Reproduce the data below exactly. Skip the pictures.

— Items from a dataset —
########

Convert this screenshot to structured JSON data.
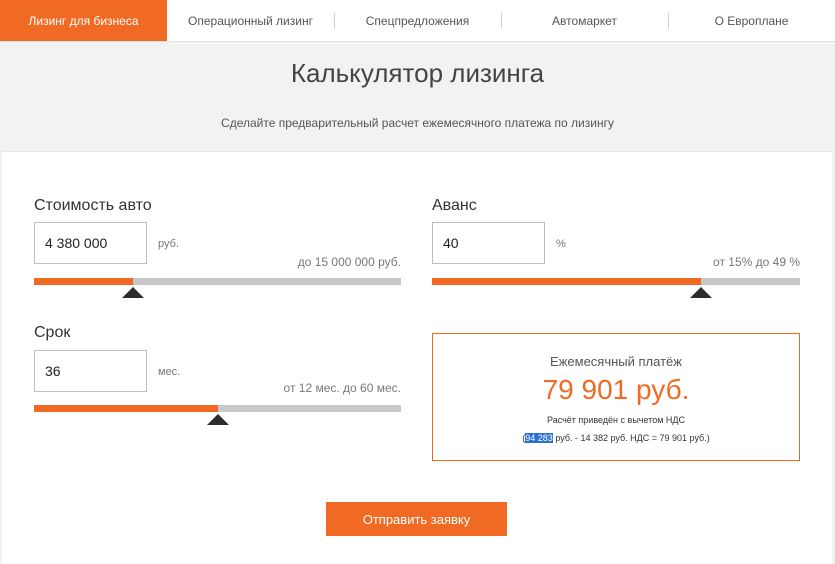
{
  "nav": {
    "items": [
      {
        "label": "Лизинг для бизнеса",
        "active": true
      },
      {
        "label": "Операционный лизинг",
        "active": false
      },
      {
        "label": "Спецпредложения",
        "active": false
      },
      {
        "label": "Автомаркет",
        "active": false
      },
      {
        "label": "О Европлане",
        "active": false
      }
    ]
  },
  "page": {
    "title": "Калькулятор лизинга",
    "subtitle": "Сделайте предварительный расчет ежемесячного платежа по лизингу"
  },
  "calculator": {
    "price": {
      "label": "Стоимость авто",
      "value": "4 380 000",
      "unit": "руб.",
      "range": "до 15 000 000 руб.",
      "slider_percent": 27
    },
    "advance": {
      "label": "Аванс",
      "value": "40",
      "unit": "%",
      "range": "от 15% до 49 %",
      "slider_percent": 73
    },
    "term": {
      "label": "Срок",
      "value": "36",
      "unit": "мес.",
      "range": "от 12 мес. до 60 мес.",
      "slider_percent": 50
    }
  },
  "result": {
    "label": "Ежемесячный платёж",
    "value": "79 901 руб.",
    "note": "Расчёт приведён с вычетом НДС",
    "formula_open": "(",
    "formula_highlight": "94 283",
    "formula_rest": " руб. - 14 382 руб. НДС = 79 901 руб.)"
  },
  "submit_label": "Отправить заявку",
  "colors": {
    "accent": "#f06a23",
    "track": "#c8c8c8",
    "thumb": "#2d2d2d",
    "selection": "#2a6fd6"
  }
}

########

— Answer box —
Convert this screenshot to structured JSON data.
{
  "nav": {
    "items": [
      {
        "label": "Лизинг для бизнеса",
        "active": true
      },
      {
        "label": "Операционный лизинг",
        "active": false
      },
      {
        "label": "Спецпредложения",
        "active": false
      },
      {
        "label": "Автомаркет",
        "active": false
      },
      {
        "label": "О Европлане",
        "active": false
      }
    ]
  },
  "page": {
    "title": "Калькулятор лизинга",
    "subtitle": "Сделайте предварительный расчет ежемесячного платежа по лизингу"
  },
  "calculator": {
    "price": {
      "label": "Стоимость авто",
      "value": "4 380 000",
      "unit": "руб.",
      "range": "до 15 000 000 руб.",
      "slider_percent": 27
    },
    "advance": {
      "label": "Аванс",
      "value": "40",
      "unit": "%",
      "range": "от 15% до 49 %",
      "slider_percent": 73
    },
    "term": {
      "label": "Срок",
      "value": "36",
      "unit": "мес.",
      "range": "от 12 мес. до 60 мес.",
      "slider_percent": 50
    }
  },
  "result": {
    "label": "Ежемесячный платёж",
    "value": "79 901 руб.",
    "note": "Расчёт приведён с вычетом НДС",
    "formula_open": "(",
    "formula_highlight": "94 283",
    "formula_rest": " руб. - 14 382 руб. НДС = 79 901 руб.)"
  },
  "submit_label": "Отправить заявку",
  "colors": {
    "accent": "#f06a23",
    "track": "#c8c8c8",
    "thumb": "#2d2d2d",
    "selection": "#2a6fd6"
  }
}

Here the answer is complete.